===== PROVIDED INFORMATION
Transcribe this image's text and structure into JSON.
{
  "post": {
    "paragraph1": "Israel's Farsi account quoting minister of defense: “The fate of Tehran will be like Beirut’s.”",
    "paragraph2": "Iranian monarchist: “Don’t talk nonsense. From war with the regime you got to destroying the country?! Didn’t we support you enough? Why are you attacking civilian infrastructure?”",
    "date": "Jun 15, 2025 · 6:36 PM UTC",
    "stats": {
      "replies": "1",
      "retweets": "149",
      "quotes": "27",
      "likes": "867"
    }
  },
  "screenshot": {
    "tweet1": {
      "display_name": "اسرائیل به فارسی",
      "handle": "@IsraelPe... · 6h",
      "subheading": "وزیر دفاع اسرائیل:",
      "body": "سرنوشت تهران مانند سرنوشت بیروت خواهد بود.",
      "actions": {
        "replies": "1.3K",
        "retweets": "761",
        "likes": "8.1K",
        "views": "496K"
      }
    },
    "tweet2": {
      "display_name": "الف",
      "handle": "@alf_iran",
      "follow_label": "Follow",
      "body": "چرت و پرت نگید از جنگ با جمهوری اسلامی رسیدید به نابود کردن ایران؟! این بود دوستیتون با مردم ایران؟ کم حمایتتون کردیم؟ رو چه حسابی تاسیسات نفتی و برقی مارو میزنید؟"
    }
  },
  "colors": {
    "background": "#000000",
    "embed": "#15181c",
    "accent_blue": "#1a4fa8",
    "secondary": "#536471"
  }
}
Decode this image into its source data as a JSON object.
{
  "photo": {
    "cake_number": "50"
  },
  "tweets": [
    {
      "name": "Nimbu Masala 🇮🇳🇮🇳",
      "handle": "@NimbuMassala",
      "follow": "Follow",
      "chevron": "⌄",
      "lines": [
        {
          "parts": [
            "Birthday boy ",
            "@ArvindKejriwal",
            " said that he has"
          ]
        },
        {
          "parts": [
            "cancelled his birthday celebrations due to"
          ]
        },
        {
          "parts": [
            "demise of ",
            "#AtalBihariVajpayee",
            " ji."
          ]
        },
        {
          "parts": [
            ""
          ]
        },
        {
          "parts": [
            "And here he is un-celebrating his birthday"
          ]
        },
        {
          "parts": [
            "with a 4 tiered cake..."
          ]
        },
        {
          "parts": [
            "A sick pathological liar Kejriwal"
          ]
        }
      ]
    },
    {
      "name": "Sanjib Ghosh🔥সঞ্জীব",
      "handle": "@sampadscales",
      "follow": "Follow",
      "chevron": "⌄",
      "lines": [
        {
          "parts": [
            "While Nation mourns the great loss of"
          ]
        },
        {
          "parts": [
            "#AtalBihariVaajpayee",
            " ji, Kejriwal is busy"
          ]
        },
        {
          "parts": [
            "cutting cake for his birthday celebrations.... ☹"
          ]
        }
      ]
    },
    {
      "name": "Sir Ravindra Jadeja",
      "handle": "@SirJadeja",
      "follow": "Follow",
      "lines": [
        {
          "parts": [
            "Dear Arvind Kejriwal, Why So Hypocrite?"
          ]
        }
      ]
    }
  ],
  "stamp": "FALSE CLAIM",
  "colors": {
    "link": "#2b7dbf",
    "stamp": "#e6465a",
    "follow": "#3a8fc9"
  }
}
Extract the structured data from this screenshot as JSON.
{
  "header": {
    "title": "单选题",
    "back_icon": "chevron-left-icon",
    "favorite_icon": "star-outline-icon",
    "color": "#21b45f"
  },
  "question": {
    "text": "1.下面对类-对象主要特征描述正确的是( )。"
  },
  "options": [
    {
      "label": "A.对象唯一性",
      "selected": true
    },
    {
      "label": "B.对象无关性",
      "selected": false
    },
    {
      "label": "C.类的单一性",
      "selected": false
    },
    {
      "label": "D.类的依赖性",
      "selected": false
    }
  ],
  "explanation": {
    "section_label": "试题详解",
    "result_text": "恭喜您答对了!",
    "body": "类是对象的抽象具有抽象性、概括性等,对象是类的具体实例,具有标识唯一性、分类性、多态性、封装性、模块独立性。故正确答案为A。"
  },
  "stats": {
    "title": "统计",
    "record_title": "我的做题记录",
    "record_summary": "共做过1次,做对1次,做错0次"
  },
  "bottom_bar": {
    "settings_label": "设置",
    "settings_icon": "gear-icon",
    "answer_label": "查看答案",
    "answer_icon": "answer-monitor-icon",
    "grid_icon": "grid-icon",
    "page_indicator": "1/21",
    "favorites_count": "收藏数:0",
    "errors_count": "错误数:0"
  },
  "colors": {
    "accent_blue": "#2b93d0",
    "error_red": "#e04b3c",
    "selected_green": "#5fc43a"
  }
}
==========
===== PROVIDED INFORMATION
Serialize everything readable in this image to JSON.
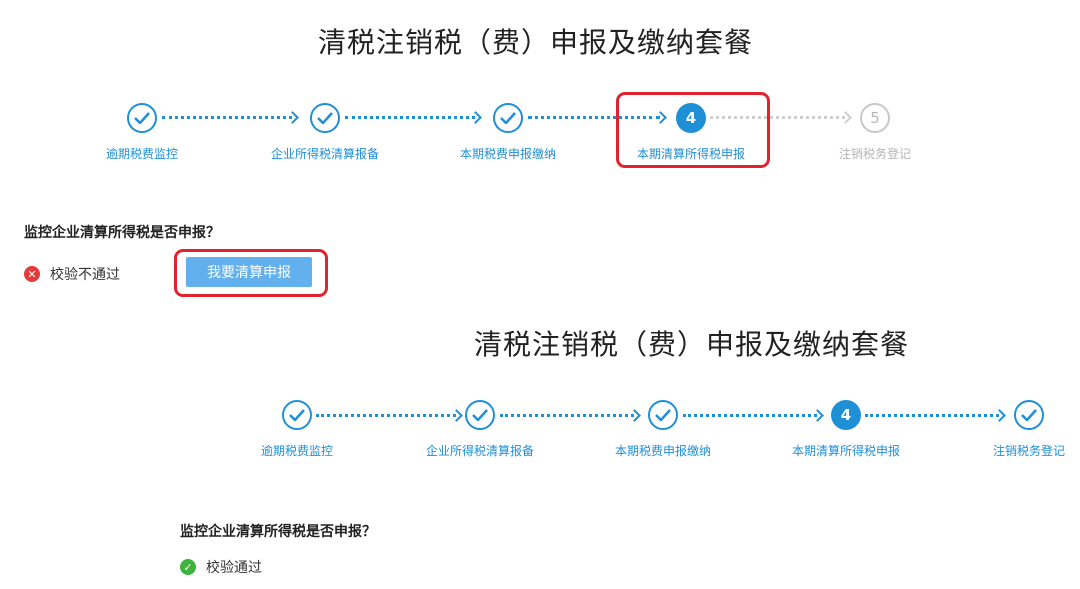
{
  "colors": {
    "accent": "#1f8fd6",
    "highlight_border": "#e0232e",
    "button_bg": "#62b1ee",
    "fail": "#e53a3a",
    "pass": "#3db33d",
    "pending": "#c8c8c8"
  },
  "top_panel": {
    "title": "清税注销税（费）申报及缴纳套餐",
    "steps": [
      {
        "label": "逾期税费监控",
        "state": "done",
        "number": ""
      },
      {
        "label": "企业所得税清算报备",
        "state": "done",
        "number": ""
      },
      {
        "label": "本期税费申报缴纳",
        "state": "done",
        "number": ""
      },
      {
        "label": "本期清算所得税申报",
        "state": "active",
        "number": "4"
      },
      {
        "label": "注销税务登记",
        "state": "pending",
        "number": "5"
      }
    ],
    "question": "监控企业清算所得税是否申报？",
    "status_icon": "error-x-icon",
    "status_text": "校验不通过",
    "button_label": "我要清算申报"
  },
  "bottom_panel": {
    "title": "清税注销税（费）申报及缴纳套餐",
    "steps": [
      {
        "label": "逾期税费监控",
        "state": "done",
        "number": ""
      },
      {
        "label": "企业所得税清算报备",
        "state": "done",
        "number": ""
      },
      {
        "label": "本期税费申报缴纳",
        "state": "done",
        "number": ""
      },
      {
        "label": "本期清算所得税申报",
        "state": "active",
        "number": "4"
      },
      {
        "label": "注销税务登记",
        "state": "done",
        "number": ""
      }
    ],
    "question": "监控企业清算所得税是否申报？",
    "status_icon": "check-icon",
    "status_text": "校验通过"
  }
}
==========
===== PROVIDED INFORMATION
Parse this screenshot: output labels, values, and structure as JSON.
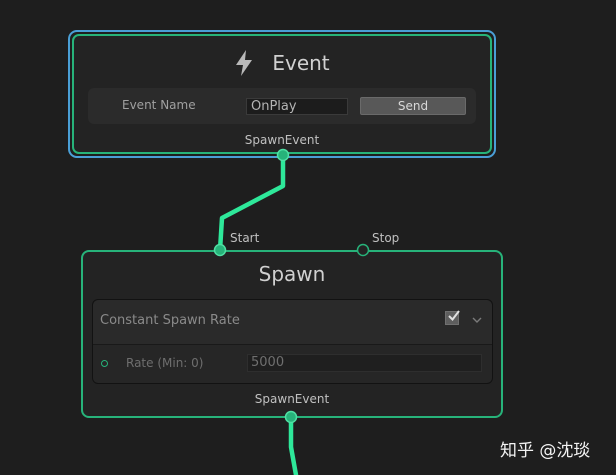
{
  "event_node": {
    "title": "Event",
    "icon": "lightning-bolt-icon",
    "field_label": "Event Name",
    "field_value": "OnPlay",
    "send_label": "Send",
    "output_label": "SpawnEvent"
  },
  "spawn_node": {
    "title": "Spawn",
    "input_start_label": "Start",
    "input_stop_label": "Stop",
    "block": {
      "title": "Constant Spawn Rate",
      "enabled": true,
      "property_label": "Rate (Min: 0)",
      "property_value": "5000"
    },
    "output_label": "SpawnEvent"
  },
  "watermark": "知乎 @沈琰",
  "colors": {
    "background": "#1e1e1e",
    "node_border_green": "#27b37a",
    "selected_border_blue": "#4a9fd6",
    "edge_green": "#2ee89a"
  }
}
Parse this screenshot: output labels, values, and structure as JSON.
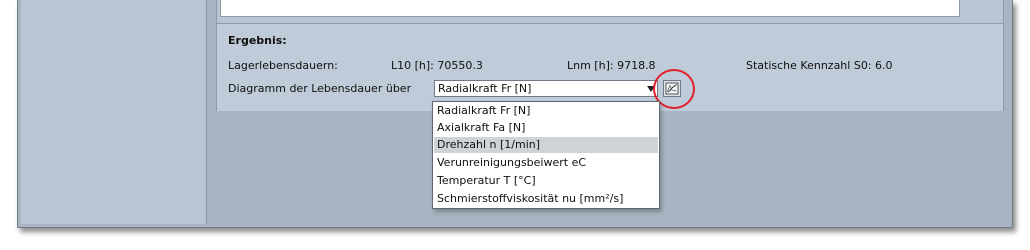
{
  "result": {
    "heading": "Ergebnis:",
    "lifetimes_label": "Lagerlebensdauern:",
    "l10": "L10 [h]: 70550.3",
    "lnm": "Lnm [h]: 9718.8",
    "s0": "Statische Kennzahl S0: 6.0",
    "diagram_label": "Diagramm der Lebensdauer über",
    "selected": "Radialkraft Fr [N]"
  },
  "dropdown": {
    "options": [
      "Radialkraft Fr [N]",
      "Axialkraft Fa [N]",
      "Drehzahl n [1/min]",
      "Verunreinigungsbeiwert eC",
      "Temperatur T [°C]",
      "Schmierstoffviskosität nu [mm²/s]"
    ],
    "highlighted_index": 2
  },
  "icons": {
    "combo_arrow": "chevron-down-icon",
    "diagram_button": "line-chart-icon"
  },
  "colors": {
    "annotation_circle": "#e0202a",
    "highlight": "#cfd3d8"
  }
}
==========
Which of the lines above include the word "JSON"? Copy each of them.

Transcribe this image's text and structure into JSON.
Decode this image into its source data as a JSON object.
Extract the structured data from this screenshot as JSON.
Serialize everything readable in this image to JSON.
Parse this screenshot: output labels, values, and structure as JSON.
Parse this screenshot: output labels, values, and structure as JSON.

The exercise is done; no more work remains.